Here is how the process works. In addition to setting prices and reimbursement rates, PBMs negotiate discounts (known as rebates) with drug companies. Sometimes PBMs pass the entire rebate on to the insurance company, but raise their own fees. In other instances, they keep a portion of the rebate as a reward for themselves, meaning that the manufacturer lowered the price, but the insurance company did not receive the full benefit of the reduction. Critics say PBMs’ method of determining their commission is opaque, and the Trump administration mulled (but ultimately never made) a change in Medicare rules that would have compelled PBMs to pass the entire rebate on to Medicare.

What makes the situation frustrating for consumers is that pharmaceutical firms can help PBMs look as if they’re negotiating successfully, without losing a dime, merely by raising the price of the drug and then handing the PBM what looks like a big rebate. The customer and the insurer pay the same amount they’ve always paid, but the PBM gets a fee for the “discount” it theoretically negotiated.

As reported in Time magazine in 2019 (https://time.com/5564547/drug-prices-medicine/), PBMs’ contracts with pharmaceutical firms and with health insurance firms are confidential. Even after the passage of the 2018 Know the Lowest Price Act and Patient Right to Know Drug Prices Act, the only real recourse pharmacy customers have is to ask the pharmacist if their out-of-pocket cost for a drug would be lower than their co-pay – a situation that University of Southern California researchers found is true 25 percent of the time (https://www.pbs.org/newshour/health/why-a-patient-paid-a-285-copay-for-a-40-drug).
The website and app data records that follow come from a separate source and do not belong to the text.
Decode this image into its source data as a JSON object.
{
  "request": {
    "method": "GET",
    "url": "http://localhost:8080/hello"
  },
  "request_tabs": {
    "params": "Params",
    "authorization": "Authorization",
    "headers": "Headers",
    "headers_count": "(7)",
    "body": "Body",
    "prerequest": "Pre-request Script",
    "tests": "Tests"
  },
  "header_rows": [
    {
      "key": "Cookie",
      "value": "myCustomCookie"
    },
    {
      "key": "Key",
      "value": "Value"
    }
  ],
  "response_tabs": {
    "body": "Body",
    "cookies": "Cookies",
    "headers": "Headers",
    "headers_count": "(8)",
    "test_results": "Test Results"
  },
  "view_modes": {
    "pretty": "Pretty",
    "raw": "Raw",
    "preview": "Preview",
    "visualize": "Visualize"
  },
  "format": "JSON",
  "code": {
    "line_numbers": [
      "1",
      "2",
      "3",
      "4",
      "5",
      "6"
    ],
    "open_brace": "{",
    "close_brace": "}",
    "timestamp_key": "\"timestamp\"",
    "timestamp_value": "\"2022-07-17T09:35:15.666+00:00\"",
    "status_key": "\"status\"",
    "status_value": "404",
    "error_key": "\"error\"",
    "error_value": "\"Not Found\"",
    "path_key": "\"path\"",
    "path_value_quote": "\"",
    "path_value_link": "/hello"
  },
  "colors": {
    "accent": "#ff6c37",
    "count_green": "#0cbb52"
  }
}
‘Clawbacks’ mean plummeting reimbursements for independent pharmacies

PBMs also allegedly engage in the practice of “clawbacks” when the covered patient is a Medicare participant, asserting that pharmacies owe them fees, and simply deducting these fees from pharmacies’ reimbursements. One justification PBMs give for the fees they charge is that pharmacies have fallen short of Medicare quality metrics such as high patient medication adherence rates – metrics originally created by CMS to serve as incentives by generating bonus payments. The NPR report cited earlier noted that one former pharmacy owner saw his monthly fees escalate from $20,000 to $40,000 before he decided to sell his business.

The problem with these so-called quality metrics, according to observers like Ciaccia, is that they are primarily incentives to fill more prescriptions, more regularly. After all, no one is at the patient’s home watching him take his medication. “Medication adherence” just means “regular prescription drug deliveries” – something chain pharmacies do very well, particularly with mail-order subscriptions.

Change is happening in the way PBMs affect drug prices and reimbursements, but for many independent pharmacies, it may be too little, too late.

Press photo by Nate Jastrzemski Independent Bethlehem Township drugstore Young's Pharmacy closed in December 2018, after 26 years in business.